Each line in the data holding "Room" should be listed.

-- Data records for software interfaces --

● ● ● ● ● ● ●

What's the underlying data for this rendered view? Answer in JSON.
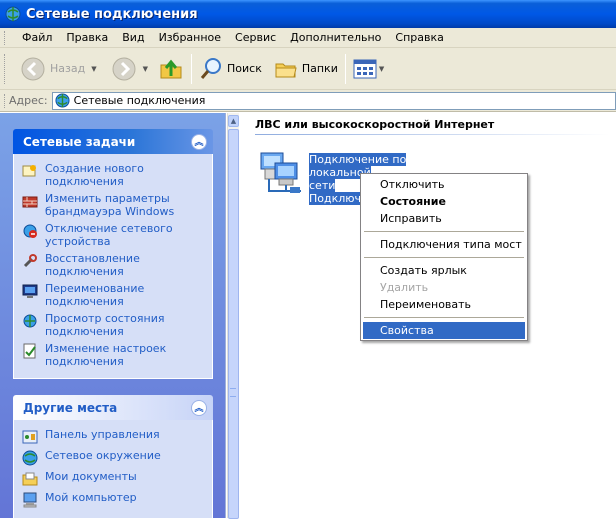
{
  "window": {
    "title": "Сетевые подключения"
  },
  "menu": [
    "Файл",
    "Правка",
    "Вид",
    "Избранное",
    "Сервис",
    "Дополнительно",
    "Справка"
  ],
  "toolbar": {
    "back_label": "Назад",
    "search_label": "Поиск",
    "folders_label": "Папки"
  },
  "address": {
    "label": "Адрес:",
    "value": "Сетевые подключения"
  },
  "network_tasks": {
    "title": "Сетевые задачи",
    "items": [
      {
        "line1": "Создание нового",
        "line2": "подключения",
        "icon": "new-connection-icon"
      },
      {
        "line1": "Изменить параметры",
        "line2": "брандмауэра Windows",
        "icon": "firewall-icon"
      },
      {
        "line1": "Отключение сетевого",
        "line2": "устройства",
        "icon": "disable-device-icon"
      },
      {
        "line1": "Восстановление",
        "line2": "подключения",
        "icon": "repair-icon"
      },
      {
        "line1": "Переименование",
        "line2": "подключения",
        "icon": "rename-icon"
      },
      {
        "line1": "Просмотр состояния",
        "line2": "подключения",
        "icon": "status-icon"
      },
      {
        "line1": "Изменение настроек",
        "line2": "подключения",
        "icon": "settings-icon"
      }
    ]
  },
  "other_places": {
    "title": "Другие места",
    "items": [
      {
        "label": "Панель управления",
        "icon": "control-panel-icon"
      },
      {
        "label": "Сетевое окружение",
        "icon": "network-places-icon"
      },
      {
        "label": "Мои документы",
        "icon": "my-documents-icon"
      },
      {
        "label": "Мой компьютер",
        "icon": "my-computer-icon"
      }
    ]
  },
  "main": {
    "group_header": "ЛВС или высокоскоростной Интернет",
    "connection": {
      "line1": "Подключение по локальной",
      "line2": "сети",
      "line3": "Подключ"
    }
  },
  "context_menu": {
    "items": [
      "Отключить",
      "Состояние",
      "Исправить",
      "Подключения типа мост",
      "Создать ярлык",
      "Удалить",
      "Переименовать",
      "Свойства"
    ]
  },
  "colors": {
    "selection": "#316ac5",
    "link": "#215dc6",
    "titlebar": "#0058e6"
  }
}
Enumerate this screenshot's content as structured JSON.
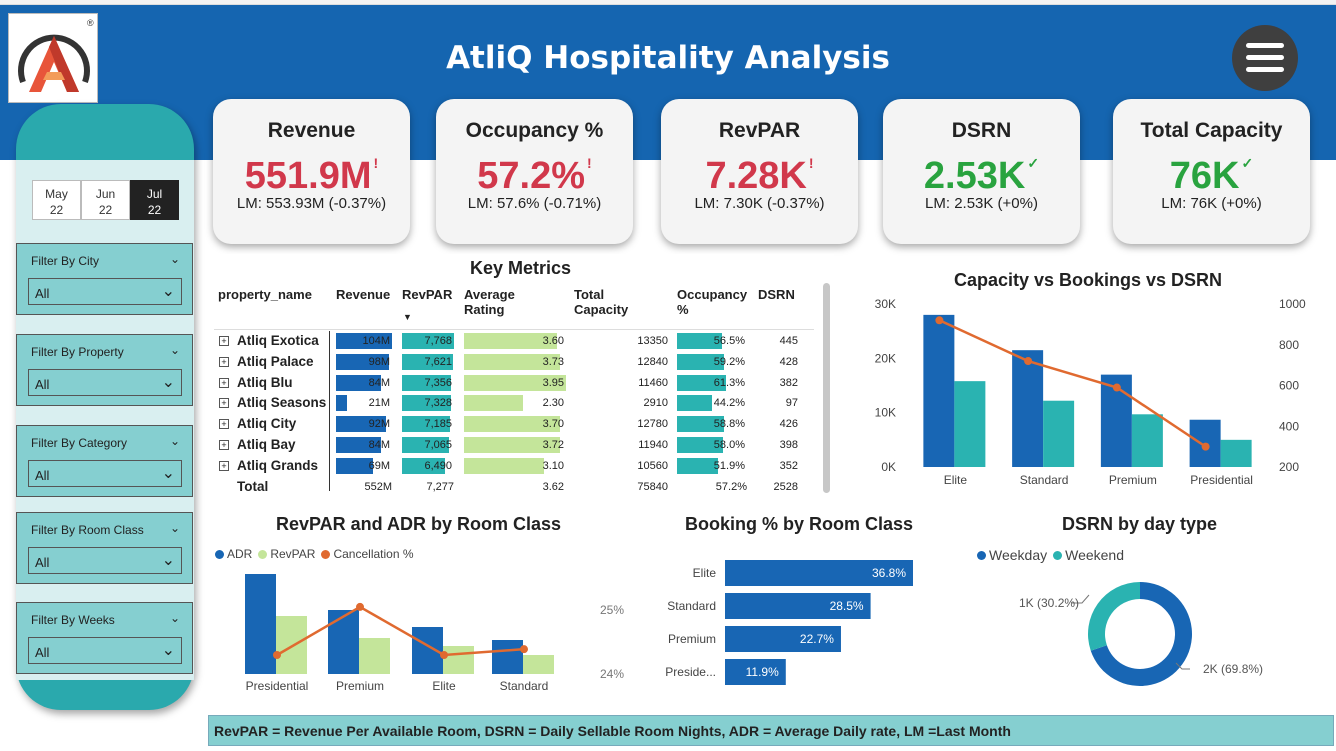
{
  "header": {
    "title": "AtliQ Hospitality Analysis"
  },
  "dates": [
    {
      "month": "May",
      "year": "22",
      "active": false
    },
    {
      "month": "Jun",
      "year": "22",
      "active": false
    },
    {
      "month": "Jul",
      "year": "22",
      "active": true
    }
  ],
  "filters": [
    {
      "label": "Filter By City",
      "value": "All"
    },
    {
      "label": "Filter By Property",
      "value": "All"
    },
    {
      "label": "Filter By Category",
      "value": "All"
    },
    {
      "label": "Filter By Room Class",
      "value": "All"
    },
    {
      "label": "Filter By Weeks",
      "value": "All"
    }
  ],
  "kpis": [
    {
      "label": "Revenue",
      "value": "551.9M",
      "mark": "!",
      "lm": "LM: 553.93M (-0.37%)",
      "status": "bad"
    },
    {
      "label": "Occupancy %",
      "value": "57.2%",
      "mark": "!",
      "lm": "LM: 57.6% (-0.71%)",
      "status": "bad"
    },
    {
      "label": "RevPAR",
      "value": "7.28K",
      "mark": "!",
      "lm": "LM: 7.30K (-0.37%)",
      "status": "bad"
    },
    {
      "label": "DSRN",
      "value": "2.53K",
      "mark": "✓",
      "lm": "LM: 2.53K (+0%)",
      "status": "good"
    },
    {
      "label": "Total Capacity",
      "value": "76K",
      "mark": "✓",
      "lm": "LM: 76K (+0%)",
      "status": "good"
    }
  ],
  "key_metrics": {
    "title": "Key Metrics",
    "columns": [
      "property_name",
      "Revenue",
      "RevPAR",
      "Average Rating",
      "Total Capacity",
      "Occupancy %",
      "DSRN"
    ],
    "rows": [
      {
        "name": "Atliq Exotica",
        "revenue": "104M",
        "revenue_val": 104,
        "revpar": "7,768",
        "revpar_val": 7768,
        "rating": "3.60",
        "rating_val": 3.6,
        "capacity": "13350",
        "occupancy": "56.5%",
        "occ_val": 56.5,
        "dsrn": "445"
      },
      {
        "name": "Atliq Palace",
        "revenue": "98M",
        "revenue_val": 98,
        "revpar": "7,621",
        "revpar_val": 7621,
        "rating": "3.73",
        "rating_val": 3.73,
        "capacity": "12840",
        "occupancy": "59.2%",
        "occ_val": 59.2,
        "dsrn": "428"
      },
      {
        "name": "Atliq Blu",
        "revenue": "84M",
        "revenue_val": 84,
        "revpar": "7,356",
        "revpar_val": 7356,
        "rating": "3.95",
        "rating_val": 3.95,
        "capacity": "11460",
        "occupancy": "61.3%",
        "occ_val": 61.3,
        "dsrn": "382"
      },
      {
        "name": "Atliq Seasons",
        "revenue": "21M",
        "revenue_val": 21,
        "revpar": "7,328",
        "revpar_val": 7328,
        "rating": "2.30",
        "rating_val": 2.3,
        "capacity": "2910",
        "occupancy": "44.2%",
        "occ_val": 44.2,
        "dsrn": "97"
      },
      {
        "name": "Atliq City",
        "revenue": "92M",
        "revenue_val": 92,
        "revpar": "7,185",
        "revpar_val": 7185,
        "rating": "3.70",
        "rating_val": 3.7,
        "capacity": "12780",
        "occupancy": "58.8%",
        "occ_val": 58.8,
        "dsrn": "426"
      },
      {
        "name": "Atliq Bay",
        "revenue": "84M",
        "revenue_val": 84,
        "revpar": "7,065",
        "revpar_val": 7065,
        "rating": "3.72",
        "rating_val": 3.72,
        "capacity": "11940",
        "occupancy": "58.0%",
        "occ_val": 58.0,
        "dsrn": "398"
      },
      {
        "name": "Atliq Grands",
        "revenue": "69M",
        "revenue_val": 69,
        "revpar": "6,490",
        "revpar_val": 6490,
        "rating": "3.10",
        "rating_val": 3.1,
        "capacity": "10560",
        "occupancy": "51.9%",
        "occ_val": 51.9,
        "dsrn": "352"
      }
    ],
    "total": {
      "name": "Total",
      "revenue": "552M",
      "revpar": "7,277",
      "rating": "3.62",
      "capacity": "75840",
      "occupancy": "57.2%",
      "dsrn": "2528"
    }
  },
  "footer": {
    "text": "RevPAR = Revenue Per Available Room, DSRN = Daily Sellable Room Nights, ADR = Average Daily rate, LM =Last Month"
  },
  "colors": {
    "dark_blue": "#1866b4",
    "teal": "#2ab3b1",
    "orange": "#e06a30",
    "light_green": "#c4e59a",
    "red": "#d1384b",
    "green": "#29a33f"
  },
  "chart_data": [
    {
      "type": "bar",
      "title": "Capacity vs Bookings vs DSRN",
      "categories": [
        "Elite",
        "Standard",
        "Premium",
        "Presidential"
      ],
      "series": [
        {
          "values": [
            28000,
            21500,
            17000,
            8700
          ]
        },
        {
          "values": [
            15800,
            12200,
            9700,
            5000
          ]
        },
        {
          "values": [
            920,
            720,
            590,
            300
          ]
        }
      ],
      "ylim": [
        0,
        30000
      ],
      "y2lim": [
        200,
        1000
      ],
      "yticks": [
        "0K",
        "10K",
        "20K",
        "30K"
      ],
      "y2ticks": [
        "200",
        "400",
        "600",
        "800",
        "1000"
      ]
    },
    {
      "type": "bar",
      "title": "RevPAR and ADR by Room Class",
      "categories": [
        "Presidential",
        "Premium",
        "Elite",
        "Standard"
      ],
      "series": [
        {
          "name": "ADR",
          "values": [
            100,
            64,
            47,
            34
          ]
        },
        {
          "name": "RevPAR",
          "values": [
            58,
            36,
            28,
            19
          ]
        },
        {
          "name": "Cancellation %",
          "values": [
            24.28,
            25.02,
            24.28,
            24.37
          ]
        }
      ],
      "y2ticks": [
        "25%",
        "24%"
      ]
    },
    {
      "type": "bar",
      "title": "Booking % by Room Class",
      "categories": [
        "Elite",
        "Standard",
        "Premium",
        "Preside..."
      ],
      "values": [
        36.8,
        28.5,
        22.7,
        11.9
      ],
      "labels": [
        "36.8%",
        "28.5%",
        "22.7%",
        "11.9%"
      ]
    },
    {
      "type": "pie",
      "title": "DSRN by day type",
      "categories": [
        "Weekday",
        "Weekend"
      ],
      "values": [
        69.8,
        30.2
      ],
      "labels": [
        "2K (69.8%)",
        "1K (30.2%)"
      ]
    }
  ]
}
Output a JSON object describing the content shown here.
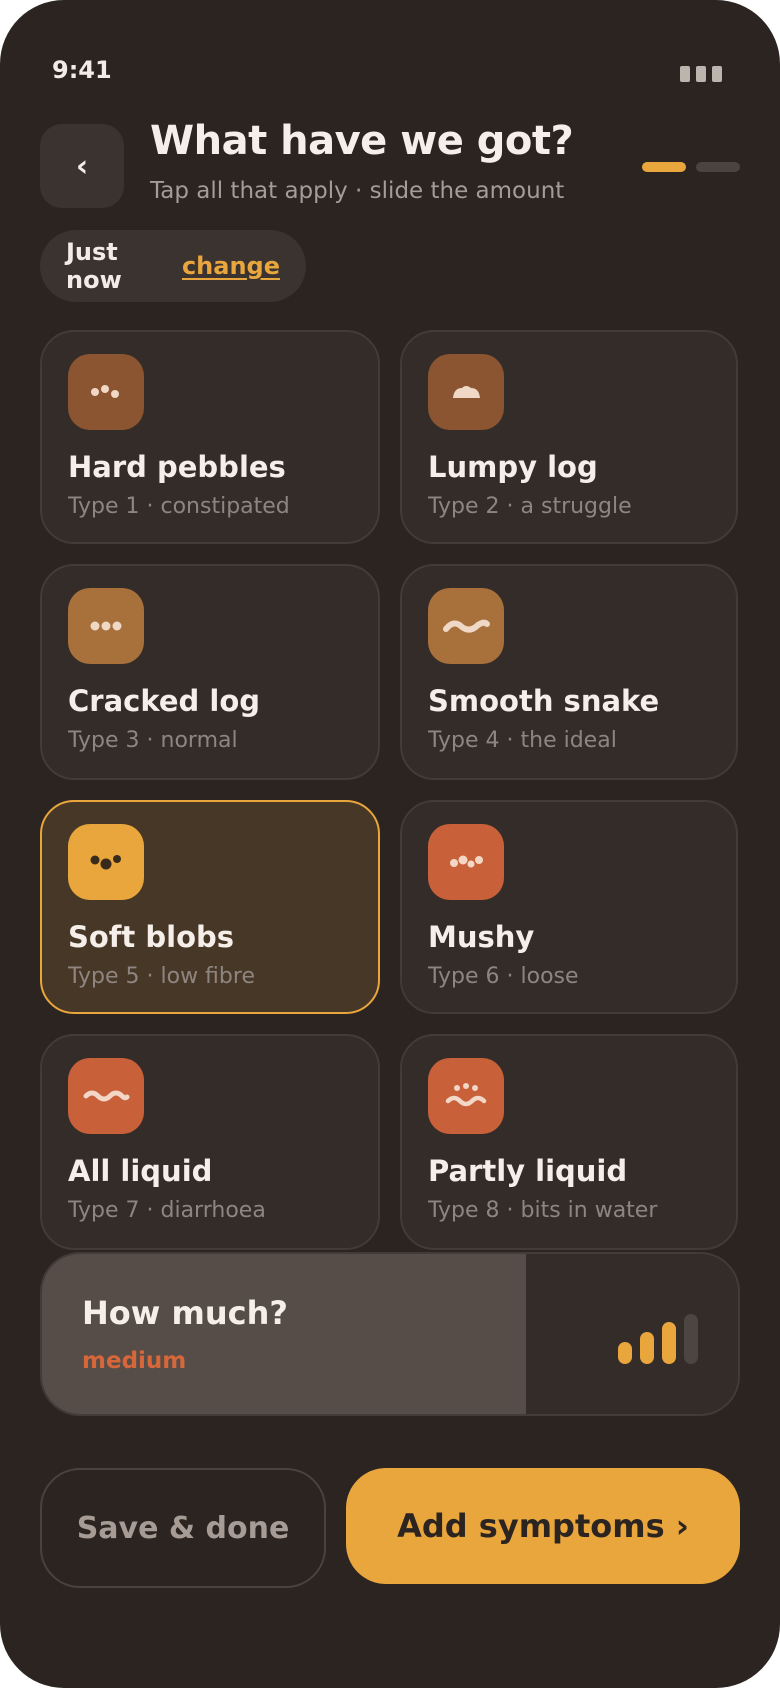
{
  "status": {
    "time": "9:41"
  },
  "header": {
    "back_glyph": "‹",
    "title": "What have we got?",
    "subtitle": "Tap all that apply · slide the amount",
    "step_current": 1,
    "step_total": 2
  },
  "time_pill": {
    "label": "Just now",
    "action": "change"
  },
  "types": [
    {
      "name": "Hard pebbles",
      "desc": "Type 1 · constipated",
      "icon": "pebbles-icon",
      "color": "#8a5530",
      "selected": false
    },
    {
      "name": "Lumpy log",
      "desc": "Type 2 · a struggle",
      "icon": "lump-icon",
      "color": "#8a5530",
      "selected": false
    },
    {
      "name": "Cracked log",
      "desc": "Type 3 · normal",
      "icon": "cracked-icon",
      "color": "#a8703a",
      "selected": false
    },
    {
      "name": "Smooth snake",
      "desc": "Type 4 · the ideal",
      "icon": "snake-icon",
      "color": "#a8703a",
      "selected": false
    },
    {
      "name": "Soft blobs",
      "desc": "Type 5 · low fibre",
      "icon": "blobs-icon",
      "color": "#e9a63c",
      "selected": true
    },
    {
      "name": "Mushy",
      "desc": "Type 6 · loose",
      "icon": "mushy-icon",
      "color": "#c8603a",
      "selected": false
    },
    {
      "name": "All liquid",
      "desc": "Type 7 · diarrhoea",
      "icon": "liquid-icon",
      "color": "#c8603a",
      "selected": false
    },
    {
      "name": "Partly liquid",
      "desc": "Type 8 · bits in water",
      "icon": "bits-in-water-icon",
      "color": "#c8603a",
      "selected": false
    }
  ],
  "amount": {
    "label": "How much?",
    "value": "medium",
    "level": 3,
    "levels": 4,
    "fill_fraction": 0.695
  },
  "actions": {
    "secondary": "Save & done",
    "primary": "Add symptoms ›"
  },
  "colors": {
    "accent": "#e9a63c",
    "background": "#2b2421",
    "card": "#332c29",
    "warning": "#d5673b"
  }
}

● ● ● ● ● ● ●

-- Exercise solution --
      "label": "Filter By Room Class",
    "text": "RevPAR = Revenue Per Available Room, DSRN = Daily Sellable Room Nights, ADR = Average Daily rate, LM =Last Month"
      "title": "RevPAR and ADR by Room Class",
      "title": "Booking % by Room Class",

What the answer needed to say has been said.